ENTRIES SUPPLIED
'''

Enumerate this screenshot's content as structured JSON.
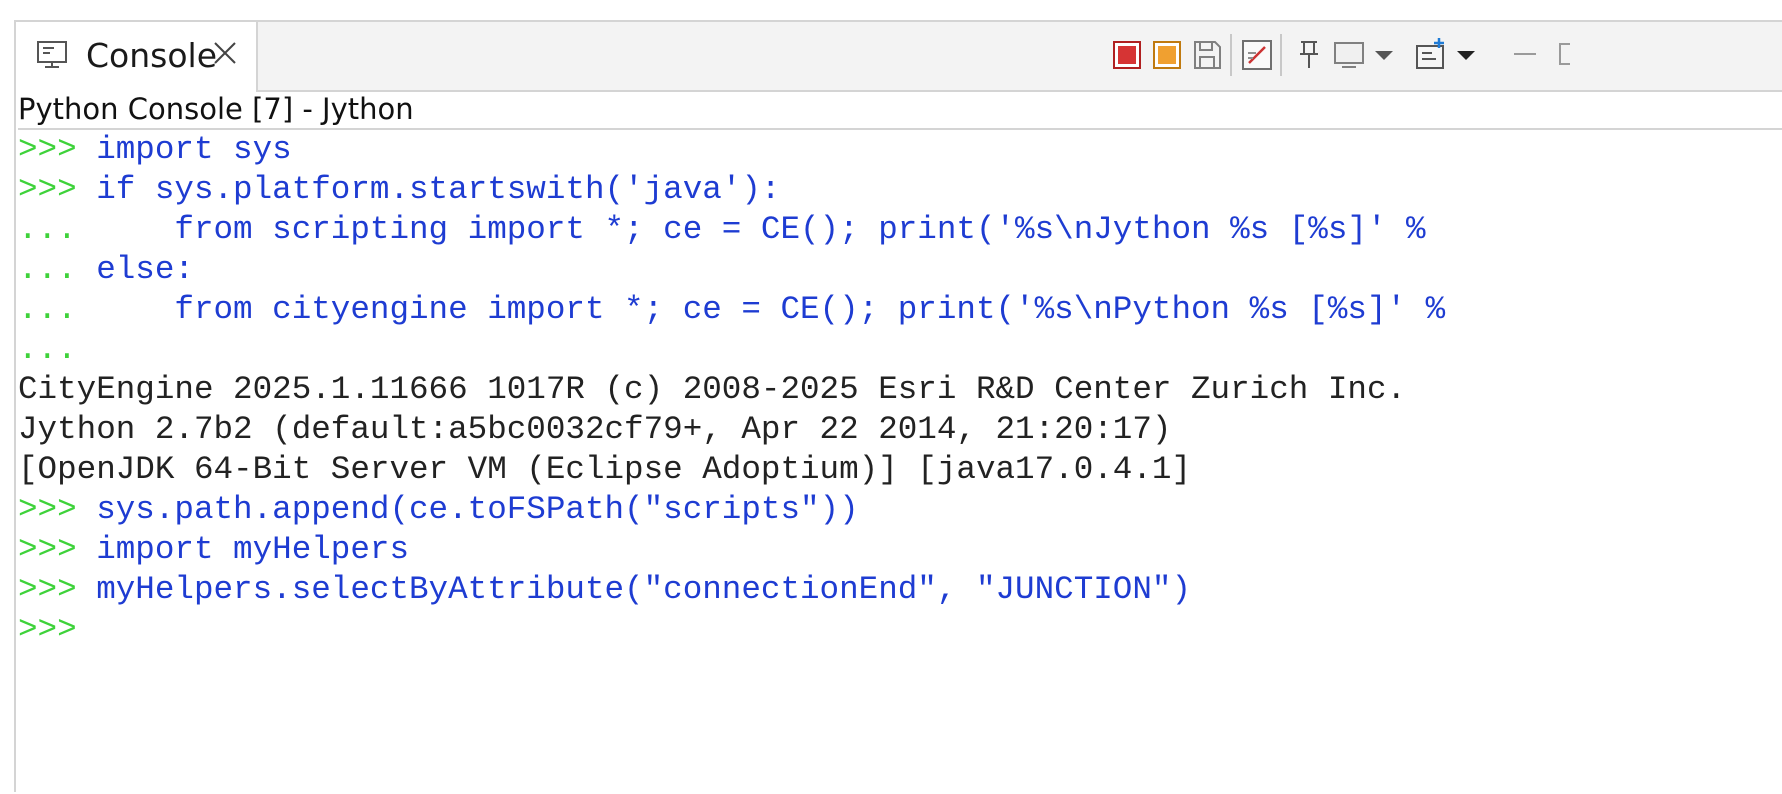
{
  "tab": {
    "label": "Console",
    "icon": "console-icon",
    "close_icon": "close-icon"
  },
  "toolbar": {
    "icons": [
      "terminate-icon",
      "remove-launch-icon",
      "save-icon",
      "clear-console-icon",
      "pin-console-icon",
      "display-selected-console-icon",
      "display-console-dropdown-icon",
      "open-console-icon",
      "open-console-dropdown-icon",
      "minimize-icon",
      "maximize-icon"
    ],
    "colors": {
      "terminate": "#d63434",
      "remove": "#f0a030",
      "icon_gray": "#606060",
      "clear_red": "#cc3333"
    }
  },
  "console": {
    "title": "Python Console [7] - Jython",
    "colors": {
      "prompt": "#3ed23a",
      "input": "#1e3cd2",
      "output": "#222222"
    },
    "lines": [
      {
        "prompt": ">>> ",
        "text": "import sys",
        "kind": "input"
      },
      {
        "prompt": ">>> ",
        "text": "if sys.platform.startswith('java'):",
        "kind": "input"
      },
      {
        "prompt": "... ",
        "text": "    from scripting import *; ce = CE(); print('%s\\nJython %s [%s]' %",
        "kind": "input"
      },
      {
        "prompt": "... ",
        "text": "else:",
        "kind": "input"
      },
      {
        "prompt": "... ",
        "text": "    from cityengine import *; ce = CE(); print('%s\\nPython %s [%s]' %",
        "kind": "input"
      },
      {
        "prompt": "...",
        "text": "",
        "kind": "input"
      },
      {
        "prompt": "",
        "text": "CityEngine 2025.1.11666 1017R (c) 2008-2025 Esri R&D Center Zurich Inc.",
        "kind": "output"
      },
      {
        "prompt": "",
        "text": "Jython 2.7b2 (default:a5bc0032cf79+, Apr 22 2014, 21:20:17)",
        "kind": "output"
      },
      {
        "prompt": "",
        "text": "[OpenJDK 64-Bit Server VM (Eclipse Adoptium)] [java17.0.4.1]",
        "kind": "output"
      },
      {
        "prompt": ">>> ",
        "text": "sys.path.append(ce.toFSPath(\"scripts\"))",
        "kind": "input"
      },
      {
        "prompt": ">>> ",
        "text": "import myHelpers",
        "kind": "input"
      },
      {
        "prompt": ">>> ",
        "text": "myHelpers.selectByAttribute(\"connectionEnd\", \"JUNCTION\")",
        "kind": "input"
      },
      {
        "prompt": ">>>",
        "text": "",
        "kind": "input"
      }
    ]
  }
}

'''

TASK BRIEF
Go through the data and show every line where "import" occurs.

RESULT FOR THIS TASK
        "text": "import sys",
        "text": "    from scripting import *; ce = CE(); print('%s\\nJython %s [%s]' %",
        "text": "    from cityengine import *; ce = CE(); print('%s\\nPython %s [%s]' %",
        "text": "import myHelpers",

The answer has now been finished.